THE DATA:
•••••
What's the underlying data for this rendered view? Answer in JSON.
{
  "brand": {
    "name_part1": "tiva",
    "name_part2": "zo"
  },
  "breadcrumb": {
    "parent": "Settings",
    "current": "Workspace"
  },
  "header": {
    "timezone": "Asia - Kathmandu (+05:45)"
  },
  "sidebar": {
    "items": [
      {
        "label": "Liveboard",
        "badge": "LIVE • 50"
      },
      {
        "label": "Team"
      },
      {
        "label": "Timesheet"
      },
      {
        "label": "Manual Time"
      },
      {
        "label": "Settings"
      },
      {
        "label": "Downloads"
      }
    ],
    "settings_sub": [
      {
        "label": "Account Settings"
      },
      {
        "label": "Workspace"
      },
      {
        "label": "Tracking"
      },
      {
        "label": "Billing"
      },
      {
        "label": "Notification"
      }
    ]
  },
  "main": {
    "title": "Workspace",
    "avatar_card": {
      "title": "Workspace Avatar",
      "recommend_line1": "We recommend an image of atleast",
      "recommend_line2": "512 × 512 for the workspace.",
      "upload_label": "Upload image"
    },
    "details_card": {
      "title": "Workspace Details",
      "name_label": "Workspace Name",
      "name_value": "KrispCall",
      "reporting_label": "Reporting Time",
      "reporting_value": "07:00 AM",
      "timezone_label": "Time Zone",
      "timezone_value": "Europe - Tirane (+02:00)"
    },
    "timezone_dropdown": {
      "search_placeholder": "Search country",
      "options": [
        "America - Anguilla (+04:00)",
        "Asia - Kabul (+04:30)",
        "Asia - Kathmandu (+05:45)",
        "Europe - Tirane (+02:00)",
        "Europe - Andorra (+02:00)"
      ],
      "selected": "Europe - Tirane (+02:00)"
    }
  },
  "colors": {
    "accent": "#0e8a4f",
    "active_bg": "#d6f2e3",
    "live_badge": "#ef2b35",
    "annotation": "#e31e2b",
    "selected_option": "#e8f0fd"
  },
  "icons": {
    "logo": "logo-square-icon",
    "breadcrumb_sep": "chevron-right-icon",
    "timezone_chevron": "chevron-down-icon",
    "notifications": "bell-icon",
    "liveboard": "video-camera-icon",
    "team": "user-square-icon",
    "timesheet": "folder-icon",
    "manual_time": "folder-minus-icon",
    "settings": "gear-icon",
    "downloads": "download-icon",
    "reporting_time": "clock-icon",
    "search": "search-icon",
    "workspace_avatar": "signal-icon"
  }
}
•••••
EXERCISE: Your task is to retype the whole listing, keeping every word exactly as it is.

ANSWER:
What's the underlying data for this rendered view? Answer in JSON.
{
  "brand": {
    "name_part1": "tiva",
    "name_part2": "zo"
  },
  "breadcrumb": {
    "parent": "Settings",
    "current": "Workspace"
  },
  "header": {
    "timezone": "Asia - Kathmandu (+05:45)"
  },
  "sidebar": {
    "items": [
      {
        "label": "Liveboard",
        "badge": "LIVE • 50"
      },
      {
        "label": "Team"
      },
      {
        "label": "Timesheet"
      },
      {
        "label": "Manual Time"
      },
      {
        "label": "Settings"
      },
      {
        "label": "Downloads"
      }
    ],
    "settings_sub": [
      {
        "label": "Account Settings"
      },
      {
        "label": "Workspace"
      },
      {
        "label": "Tracking"
      },
      {
        "label": "Billing"
      },
      {
        "label": "Notification"
      }
    ]
  },
  "main": {
    "title": "Workspace",
    "avatar_card": {
      "title": "Workspace Avatar",
      "recommend_line1": "We recommend an image of atleast",
      "recommend_line2": "512 × 512 for the workspace.",
      "upload_label": "Upload image"
    },
    "details_card": {
      "title": "Workspace Details",
      "name_label": "Workspace Name",
      "name_value": "KrispCall",
      "reporting_label": "Reporting Time",
      "reporting_value": "07:00 AM",
      "timezone_label": "Time Zone",
      "timezone_value": "Europe - Tirane (+02:00)"
    },
    "timezone_dropdown": {
      "search_placeholder": "Search country",
      "options": [
        "America - Anguilla (+04:00)",
        "Asia - Kabul (+04:30)",
        "Asia - Kathmandu (+05:45)",
        "Europe - Tirane (+02:00)",
        "Europe - Andorra (+02:00)"
      ],
      "selected": "Europe - Tirane (+02:00)"
    }
  },
  "colors": {
    "accent": "#0e8a4f",
    "active_bg": "#d6f2e3",
    "live_badge": "#ef2b35",
    "annotation": "#e31e2b",
    "selected_option": "#e8f0fd"
  },
  "icons": {
    "logo": "logo-square-icon",
    "breadcrumb_sep": "chevron-right-icon",
    "timezone_chevron": "chevron-down-icon",
    "notifications": "bell-icon",
    "liveboard": "video-camera-icon",
    "team": "user-square-icon",
    "timesheet": "folder-icon",
    "manual_time": "folder-minus-icon",
    "settings": "gear-icon",
    "downloads": "download-icon",
    "reporting_time": "clock-icon",
    "search": "search-icon",
    "workspace_avatar": "signal-icon"
  }
}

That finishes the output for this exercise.